Citizens’ Protection Minister Christos Papoutsis on Friday stressed the need for more personnel for patrolling the country’s land and sea borders to combat illegal migration, despite calls by Greece’s creditors for public spending cuts.
Papoutsis classified illegal immigration as a «national priority,» noting that Greece has already received 42 million euros in European Union funding that has gone toward designing and operating a «complete system» for securing the bloc’s southeast border.
Papoutsis reiterated demands for amendments to be made the European Union’s Dublin II Regulation, which effectively places the onus of asylum applications on the EU member state through which undocumented migrants first enter the bloc and allows other EU member states to send undocumented migrants back to the point of entry for processing.
“Not a single meeting of the European Council and EU ministers has taken place without me making this request. Another 10 countries recognize the need for a change to the regulation, but there is a long way to go before all 27 member states agree,» he said.
Papoutsis defended his ministry’s record in regards to clamping down on illegal migration so far, saying «we have not swept the issue under the rug. Over 17,000 asylum applications have been examined and processed within a few months.

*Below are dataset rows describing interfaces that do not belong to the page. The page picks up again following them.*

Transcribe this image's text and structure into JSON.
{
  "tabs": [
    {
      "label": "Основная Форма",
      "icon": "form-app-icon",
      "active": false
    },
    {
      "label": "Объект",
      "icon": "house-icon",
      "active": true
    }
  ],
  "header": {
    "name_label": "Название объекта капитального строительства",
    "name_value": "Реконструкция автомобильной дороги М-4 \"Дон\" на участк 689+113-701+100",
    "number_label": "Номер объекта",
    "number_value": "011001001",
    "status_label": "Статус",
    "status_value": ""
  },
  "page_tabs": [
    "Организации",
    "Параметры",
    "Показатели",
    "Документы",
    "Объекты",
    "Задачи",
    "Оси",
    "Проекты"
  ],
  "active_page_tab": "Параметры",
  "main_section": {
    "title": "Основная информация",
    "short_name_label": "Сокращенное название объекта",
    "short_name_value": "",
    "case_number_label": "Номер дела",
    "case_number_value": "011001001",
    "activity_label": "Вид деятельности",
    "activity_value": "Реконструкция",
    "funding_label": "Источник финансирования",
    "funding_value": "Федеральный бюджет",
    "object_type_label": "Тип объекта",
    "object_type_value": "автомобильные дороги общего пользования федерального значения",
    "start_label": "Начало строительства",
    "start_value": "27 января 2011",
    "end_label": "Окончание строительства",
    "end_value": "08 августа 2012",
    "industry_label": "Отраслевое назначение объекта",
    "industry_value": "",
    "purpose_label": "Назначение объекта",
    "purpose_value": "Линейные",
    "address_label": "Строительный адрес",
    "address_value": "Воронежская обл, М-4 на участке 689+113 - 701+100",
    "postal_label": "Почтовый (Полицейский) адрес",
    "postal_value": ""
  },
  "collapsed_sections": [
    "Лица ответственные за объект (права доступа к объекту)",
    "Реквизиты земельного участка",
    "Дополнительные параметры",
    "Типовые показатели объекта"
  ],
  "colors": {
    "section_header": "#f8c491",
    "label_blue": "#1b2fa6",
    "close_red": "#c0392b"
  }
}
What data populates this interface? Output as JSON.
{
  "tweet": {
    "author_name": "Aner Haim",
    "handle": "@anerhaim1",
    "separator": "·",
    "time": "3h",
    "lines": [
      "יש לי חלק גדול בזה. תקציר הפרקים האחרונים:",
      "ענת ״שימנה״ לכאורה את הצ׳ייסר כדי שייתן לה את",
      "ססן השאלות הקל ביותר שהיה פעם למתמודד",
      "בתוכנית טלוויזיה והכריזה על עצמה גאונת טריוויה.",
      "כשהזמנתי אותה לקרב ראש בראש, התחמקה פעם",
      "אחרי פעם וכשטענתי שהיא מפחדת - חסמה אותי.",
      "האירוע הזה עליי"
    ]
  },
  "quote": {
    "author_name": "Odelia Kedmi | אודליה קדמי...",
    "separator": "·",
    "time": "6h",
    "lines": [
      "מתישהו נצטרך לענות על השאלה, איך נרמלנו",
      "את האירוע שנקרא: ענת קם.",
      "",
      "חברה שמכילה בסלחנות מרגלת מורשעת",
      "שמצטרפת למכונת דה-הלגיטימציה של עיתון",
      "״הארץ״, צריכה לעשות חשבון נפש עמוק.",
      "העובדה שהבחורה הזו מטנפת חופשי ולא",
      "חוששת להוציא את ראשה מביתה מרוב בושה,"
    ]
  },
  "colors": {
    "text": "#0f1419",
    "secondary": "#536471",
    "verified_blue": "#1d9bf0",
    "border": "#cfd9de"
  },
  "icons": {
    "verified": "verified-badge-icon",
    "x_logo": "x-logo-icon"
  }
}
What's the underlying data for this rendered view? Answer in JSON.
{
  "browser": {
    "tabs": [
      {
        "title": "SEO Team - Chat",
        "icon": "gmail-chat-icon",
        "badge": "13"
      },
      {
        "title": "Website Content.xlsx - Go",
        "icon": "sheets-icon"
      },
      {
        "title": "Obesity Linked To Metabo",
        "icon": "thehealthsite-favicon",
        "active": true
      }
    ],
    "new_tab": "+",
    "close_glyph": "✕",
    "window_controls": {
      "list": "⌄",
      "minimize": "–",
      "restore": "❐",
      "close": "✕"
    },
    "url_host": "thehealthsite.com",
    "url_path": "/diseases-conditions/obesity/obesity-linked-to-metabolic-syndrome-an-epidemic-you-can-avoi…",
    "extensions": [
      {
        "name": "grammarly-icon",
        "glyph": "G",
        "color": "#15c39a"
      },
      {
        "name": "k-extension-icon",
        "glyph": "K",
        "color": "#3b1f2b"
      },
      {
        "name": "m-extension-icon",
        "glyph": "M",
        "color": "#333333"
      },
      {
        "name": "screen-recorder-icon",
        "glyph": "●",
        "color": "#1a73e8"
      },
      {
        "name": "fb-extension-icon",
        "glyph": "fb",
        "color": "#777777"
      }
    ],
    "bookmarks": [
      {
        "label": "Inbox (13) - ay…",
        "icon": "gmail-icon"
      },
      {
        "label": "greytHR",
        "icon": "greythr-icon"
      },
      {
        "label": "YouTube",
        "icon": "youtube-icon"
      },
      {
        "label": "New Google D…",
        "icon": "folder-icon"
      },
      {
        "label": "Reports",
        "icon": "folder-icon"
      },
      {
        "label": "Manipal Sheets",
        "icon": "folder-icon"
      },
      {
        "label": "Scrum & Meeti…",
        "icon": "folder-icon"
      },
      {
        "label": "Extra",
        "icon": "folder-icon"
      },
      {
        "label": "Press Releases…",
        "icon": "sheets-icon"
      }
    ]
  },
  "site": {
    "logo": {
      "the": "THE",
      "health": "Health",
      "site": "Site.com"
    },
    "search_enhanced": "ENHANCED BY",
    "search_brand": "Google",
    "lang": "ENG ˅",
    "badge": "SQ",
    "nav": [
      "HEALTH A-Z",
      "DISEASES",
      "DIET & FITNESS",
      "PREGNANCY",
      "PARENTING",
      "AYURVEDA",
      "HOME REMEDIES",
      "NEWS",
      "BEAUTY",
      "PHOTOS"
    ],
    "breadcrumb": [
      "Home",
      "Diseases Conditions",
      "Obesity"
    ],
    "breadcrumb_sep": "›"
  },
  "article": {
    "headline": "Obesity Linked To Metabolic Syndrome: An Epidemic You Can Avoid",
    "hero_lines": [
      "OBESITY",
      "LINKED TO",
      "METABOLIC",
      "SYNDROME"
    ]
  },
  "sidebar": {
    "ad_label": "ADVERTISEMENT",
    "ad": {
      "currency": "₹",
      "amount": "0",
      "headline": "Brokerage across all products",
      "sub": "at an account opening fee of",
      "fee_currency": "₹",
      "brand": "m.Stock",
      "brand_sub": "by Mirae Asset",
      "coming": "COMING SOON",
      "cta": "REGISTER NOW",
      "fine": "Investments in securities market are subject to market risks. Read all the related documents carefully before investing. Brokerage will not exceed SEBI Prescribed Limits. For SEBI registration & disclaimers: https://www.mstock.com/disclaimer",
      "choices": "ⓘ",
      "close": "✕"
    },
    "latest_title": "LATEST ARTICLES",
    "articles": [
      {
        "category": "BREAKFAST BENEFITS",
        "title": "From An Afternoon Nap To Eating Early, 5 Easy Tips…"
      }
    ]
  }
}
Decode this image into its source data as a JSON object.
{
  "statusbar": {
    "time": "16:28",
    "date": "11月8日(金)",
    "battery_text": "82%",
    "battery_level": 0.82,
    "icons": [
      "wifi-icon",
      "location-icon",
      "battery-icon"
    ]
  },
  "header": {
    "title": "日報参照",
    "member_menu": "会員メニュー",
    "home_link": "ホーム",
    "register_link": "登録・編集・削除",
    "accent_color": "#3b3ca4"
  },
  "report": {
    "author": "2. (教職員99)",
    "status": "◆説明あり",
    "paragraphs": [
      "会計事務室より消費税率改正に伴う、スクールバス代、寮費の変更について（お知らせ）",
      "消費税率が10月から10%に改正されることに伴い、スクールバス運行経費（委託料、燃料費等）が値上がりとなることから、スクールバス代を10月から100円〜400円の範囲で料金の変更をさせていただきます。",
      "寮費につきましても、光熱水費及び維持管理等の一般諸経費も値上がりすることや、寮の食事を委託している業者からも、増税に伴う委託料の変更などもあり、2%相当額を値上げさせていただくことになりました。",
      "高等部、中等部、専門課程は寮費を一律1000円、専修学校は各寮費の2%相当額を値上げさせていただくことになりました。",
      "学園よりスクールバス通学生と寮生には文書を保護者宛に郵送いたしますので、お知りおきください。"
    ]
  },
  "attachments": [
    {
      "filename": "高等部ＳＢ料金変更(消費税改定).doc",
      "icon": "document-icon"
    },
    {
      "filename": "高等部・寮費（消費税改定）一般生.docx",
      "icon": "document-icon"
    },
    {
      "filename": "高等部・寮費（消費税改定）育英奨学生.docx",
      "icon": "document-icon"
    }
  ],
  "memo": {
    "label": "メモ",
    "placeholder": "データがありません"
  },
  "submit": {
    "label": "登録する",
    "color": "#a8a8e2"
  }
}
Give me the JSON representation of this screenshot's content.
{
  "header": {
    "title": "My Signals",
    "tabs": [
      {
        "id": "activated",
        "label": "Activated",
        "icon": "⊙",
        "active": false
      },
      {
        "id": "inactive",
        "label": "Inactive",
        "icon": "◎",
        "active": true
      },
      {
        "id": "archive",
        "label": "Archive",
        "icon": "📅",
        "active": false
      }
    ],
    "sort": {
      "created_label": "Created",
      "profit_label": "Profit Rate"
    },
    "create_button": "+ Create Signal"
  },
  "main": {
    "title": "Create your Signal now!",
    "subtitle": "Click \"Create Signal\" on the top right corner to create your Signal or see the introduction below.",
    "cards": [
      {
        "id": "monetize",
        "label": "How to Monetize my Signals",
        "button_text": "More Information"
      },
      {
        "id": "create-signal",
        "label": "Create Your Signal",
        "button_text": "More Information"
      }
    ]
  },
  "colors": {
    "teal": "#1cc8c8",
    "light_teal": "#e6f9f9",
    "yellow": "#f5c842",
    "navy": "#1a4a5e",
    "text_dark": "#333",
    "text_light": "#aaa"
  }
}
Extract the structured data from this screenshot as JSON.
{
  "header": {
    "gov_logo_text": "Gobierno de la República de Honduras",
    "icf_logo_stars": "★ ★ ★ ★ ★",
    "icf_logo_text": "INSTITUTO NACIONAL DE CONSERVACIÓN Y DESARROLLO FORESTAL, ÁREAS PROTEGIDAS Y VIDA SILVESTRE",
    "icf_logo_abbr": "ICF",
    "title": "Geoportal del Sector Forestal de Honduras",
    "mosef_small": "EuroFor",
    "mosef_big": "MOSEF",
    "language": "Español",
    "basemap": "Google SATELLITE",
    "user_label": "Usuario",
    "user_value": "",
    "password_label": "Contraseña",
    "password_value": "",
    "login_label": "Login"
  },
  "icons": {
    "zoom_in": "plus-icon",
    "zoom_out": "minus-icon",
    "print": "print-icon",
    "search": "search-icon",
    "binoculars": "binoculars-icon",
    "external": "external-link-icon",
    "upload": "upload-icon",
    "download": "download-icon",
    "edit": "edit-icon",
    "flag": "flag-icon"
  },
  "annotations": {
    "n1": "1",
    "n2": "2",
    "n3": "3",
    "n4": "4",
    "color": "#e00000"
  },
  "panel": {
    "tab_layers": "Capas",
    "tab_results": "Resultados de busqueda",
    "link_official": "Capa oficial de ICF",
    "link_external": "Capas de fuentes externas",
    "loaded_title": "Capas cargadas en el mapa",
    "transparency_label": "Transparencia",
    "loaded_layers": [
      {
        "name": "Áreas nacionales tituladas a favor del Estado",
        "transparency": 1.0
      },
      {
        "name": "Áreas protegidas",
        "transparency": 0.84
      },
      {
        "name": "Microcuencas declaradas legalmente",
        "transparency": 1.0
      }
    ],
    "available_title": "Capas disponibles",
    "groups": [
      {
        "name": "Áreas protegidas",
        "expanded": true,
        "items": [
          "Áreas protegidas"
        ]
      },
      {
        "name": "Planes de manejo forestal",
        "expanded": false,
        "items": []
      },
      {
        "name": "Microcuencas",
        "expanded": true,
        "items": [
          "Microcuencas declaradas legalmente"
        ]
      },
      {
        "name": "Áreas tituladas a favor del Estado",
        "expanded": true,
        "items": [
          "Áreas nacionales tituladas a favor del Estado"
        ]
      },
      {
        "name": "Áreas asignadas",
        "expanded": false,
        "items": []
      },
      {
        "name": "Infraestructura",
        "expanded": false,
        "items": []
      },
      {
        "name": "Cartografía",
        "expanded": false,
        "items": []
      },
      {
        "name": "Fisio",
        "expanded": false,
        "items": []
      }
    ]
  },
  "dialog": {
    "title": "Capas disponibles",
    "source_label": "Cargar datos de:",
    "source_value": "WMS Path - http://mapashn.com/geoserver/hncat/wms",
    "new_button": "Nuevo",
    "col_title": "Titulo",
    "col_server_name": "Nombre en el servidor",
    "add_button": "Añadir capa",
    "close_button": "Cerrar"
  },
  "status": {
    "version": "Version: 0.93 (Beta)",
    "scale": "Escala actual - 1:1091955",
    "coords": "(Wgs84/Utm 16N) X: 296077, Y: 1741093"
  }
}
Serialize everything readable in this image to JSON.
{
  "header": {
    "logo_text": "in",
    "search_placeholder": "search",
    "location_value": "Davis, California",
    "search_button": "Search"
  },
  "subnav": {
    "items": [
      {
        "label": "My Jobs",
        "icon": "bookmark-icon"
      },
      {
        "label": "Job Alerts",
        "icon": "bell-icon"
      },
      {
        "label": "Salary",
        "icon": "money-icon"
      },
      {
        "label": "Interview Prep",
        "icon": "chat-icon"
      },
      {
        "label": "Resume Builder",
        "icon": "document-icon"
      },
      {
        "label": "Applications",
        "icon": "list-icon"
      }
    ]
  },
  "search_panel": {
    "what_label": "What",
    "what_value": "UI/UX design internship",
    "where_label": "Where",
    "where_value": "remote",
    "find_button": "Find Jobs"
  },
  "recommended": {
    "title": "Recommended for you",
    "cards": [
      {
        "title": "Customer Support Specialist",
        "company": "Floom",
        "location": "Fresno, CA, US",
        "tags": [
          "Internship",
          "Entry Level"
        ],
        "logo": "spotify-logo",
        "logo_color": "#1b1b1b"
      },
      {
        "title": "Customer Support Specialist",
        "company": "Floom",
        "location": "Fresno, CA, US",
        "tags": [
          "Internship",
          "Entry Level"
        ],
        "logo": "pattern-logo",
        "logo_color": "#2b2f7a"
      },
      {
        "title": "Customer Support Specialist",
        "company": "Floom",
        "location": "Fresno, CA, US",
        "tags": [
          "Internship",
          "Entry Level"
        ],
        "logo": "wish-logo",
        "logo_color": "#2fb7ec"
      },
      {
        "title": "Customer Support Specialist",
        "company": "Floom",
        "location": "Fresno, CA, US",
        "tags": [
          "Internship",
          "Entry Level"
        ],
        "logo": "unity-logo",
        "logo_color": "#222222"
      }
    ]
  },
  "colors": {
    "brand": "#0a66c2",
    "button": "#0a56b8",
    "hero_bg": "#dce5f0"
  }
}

Within February we will activate 10 more committees in order to speed up the process further.”
Papoutsis also said that «in 2011 more than 100,000 illegal immigrants have been arrested,» demurring that «we could have done better, but they have to be held somewhere.» The minister added that efforts are being made to ensure that all 14 of the country’s immigrant detention centers, which have come under fire from rights groups for often deplorable holding conditions, become fully operational within their legal guidelines.
The citizens’ protection minister further expressed some skepticism in regards to a proposal by the Ministry of Justice to downgrade the crime of human trafficking from a felony to a misdemeanor in a drive to free up space in the country’s prisons.